■ WHAT YOU HAVE TO DO ■
Count how many lines in the following data hold the word "content". Your answer is the number and nothing else.

BEGIN RAW DATA

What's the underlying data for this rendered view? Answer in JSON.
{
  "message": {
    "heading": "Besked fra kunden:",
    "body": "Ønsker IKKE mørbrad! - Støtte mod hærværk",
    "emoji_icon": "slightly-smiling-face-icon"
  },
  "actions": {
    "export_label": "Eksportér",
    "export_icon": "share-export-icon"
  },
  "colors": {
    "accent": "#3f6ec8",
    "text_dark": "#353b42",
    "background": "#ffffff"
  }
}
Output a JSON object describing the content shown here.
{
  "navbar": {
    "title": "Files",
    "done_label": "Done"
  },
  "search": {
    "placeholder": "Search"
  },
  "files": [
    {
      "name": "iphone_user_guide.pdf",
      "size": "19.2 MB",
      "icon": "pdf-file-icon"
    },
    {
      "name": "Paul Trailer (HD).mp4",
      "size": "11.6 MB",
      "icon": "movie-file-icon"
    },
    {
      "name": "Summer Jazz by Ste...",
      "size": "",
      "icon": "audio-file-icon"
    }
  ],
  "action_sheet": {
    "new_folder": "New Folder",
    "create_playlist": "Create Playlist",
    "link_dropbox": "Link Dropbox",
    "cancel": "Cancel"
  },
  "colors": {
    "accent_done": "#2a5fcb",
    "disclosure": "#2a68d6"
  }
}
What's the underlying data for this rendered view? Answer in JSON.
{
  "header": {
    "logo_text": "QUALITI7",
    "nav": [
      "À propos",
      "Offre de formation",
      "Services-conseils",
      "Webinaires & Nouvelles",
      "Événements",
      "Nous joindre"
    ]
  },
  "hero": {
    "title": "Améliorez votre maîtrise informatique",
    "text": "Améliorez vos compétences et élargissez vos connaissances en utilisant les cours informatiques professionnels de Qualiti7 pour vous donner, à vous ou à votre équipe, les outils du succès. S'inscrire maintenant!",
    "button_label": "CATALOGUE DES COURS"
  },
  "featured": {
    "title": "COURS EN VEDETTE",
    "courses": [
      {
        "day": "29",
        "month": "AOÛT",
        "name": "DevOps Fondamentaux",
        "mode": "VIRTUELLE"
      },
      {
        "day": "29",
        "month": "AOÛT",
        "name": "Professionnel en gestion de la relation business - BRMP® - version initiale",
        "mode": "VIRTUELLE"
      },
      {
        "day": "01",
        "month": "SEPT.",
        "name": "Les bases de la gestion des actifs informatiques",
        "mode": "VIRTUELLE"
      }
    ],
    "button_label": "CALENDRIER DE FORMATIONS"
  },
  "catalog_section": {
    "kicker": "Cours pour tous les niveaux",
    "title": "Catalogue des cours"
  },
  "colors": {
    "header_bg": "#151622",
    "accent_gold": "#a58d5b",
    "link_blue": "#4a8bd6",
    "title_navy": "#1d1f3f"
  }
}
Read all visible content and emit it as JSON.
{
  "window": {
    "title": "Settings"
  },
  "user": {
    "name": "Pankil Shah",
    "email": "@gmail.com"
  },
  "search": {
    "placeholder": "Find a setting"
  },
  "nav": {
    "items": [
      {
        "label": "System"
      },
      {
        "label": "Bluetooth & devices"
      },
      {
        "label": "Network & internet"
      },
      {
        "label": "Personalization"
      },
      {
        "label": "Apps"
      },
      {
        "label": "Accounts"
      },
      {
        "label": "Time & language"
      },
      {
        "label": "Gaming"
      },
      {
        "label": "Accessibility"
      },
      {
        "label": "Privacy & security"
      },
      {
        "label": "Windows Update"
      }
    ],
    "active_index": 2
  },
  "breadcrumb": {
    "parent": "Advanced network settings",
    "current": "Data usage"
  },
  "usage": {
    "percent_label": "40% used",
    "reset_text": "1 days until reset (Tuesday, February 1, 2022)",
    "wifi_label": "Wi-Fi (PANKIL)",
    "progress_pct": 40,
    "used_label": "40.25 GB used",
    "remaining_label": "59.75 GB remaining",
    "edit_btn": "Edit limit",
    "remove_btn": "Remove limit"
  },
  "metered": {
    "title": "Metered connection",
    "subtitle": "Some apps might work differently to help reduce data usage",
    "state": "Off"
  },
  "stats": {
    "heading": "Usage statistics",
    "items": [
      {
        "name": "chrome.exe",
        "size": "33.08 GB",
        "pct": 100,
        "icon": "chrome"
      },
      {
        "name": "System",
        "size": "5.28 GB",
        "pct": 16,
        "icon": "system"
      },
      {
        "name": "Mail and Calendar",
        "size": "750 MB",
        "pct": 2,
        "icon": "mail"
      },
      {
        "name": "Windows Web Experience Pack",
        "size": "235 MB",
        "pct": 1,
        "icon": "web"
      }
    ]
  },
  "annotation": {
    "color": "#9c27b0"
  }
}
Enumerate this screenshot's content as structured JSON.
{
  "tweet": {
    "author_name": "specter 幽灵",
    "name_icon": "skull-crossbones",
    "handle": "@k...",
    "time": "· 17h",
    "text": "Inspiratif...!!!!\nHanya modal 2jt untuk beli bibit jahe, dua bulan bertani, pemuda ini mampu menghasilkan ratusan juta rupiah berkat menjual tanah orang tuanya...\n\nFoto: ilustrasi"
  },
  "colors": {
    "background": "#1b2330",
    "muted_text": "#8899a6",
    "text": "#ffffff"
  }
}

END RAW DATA

■ COMPLETED EXERCISE ■
3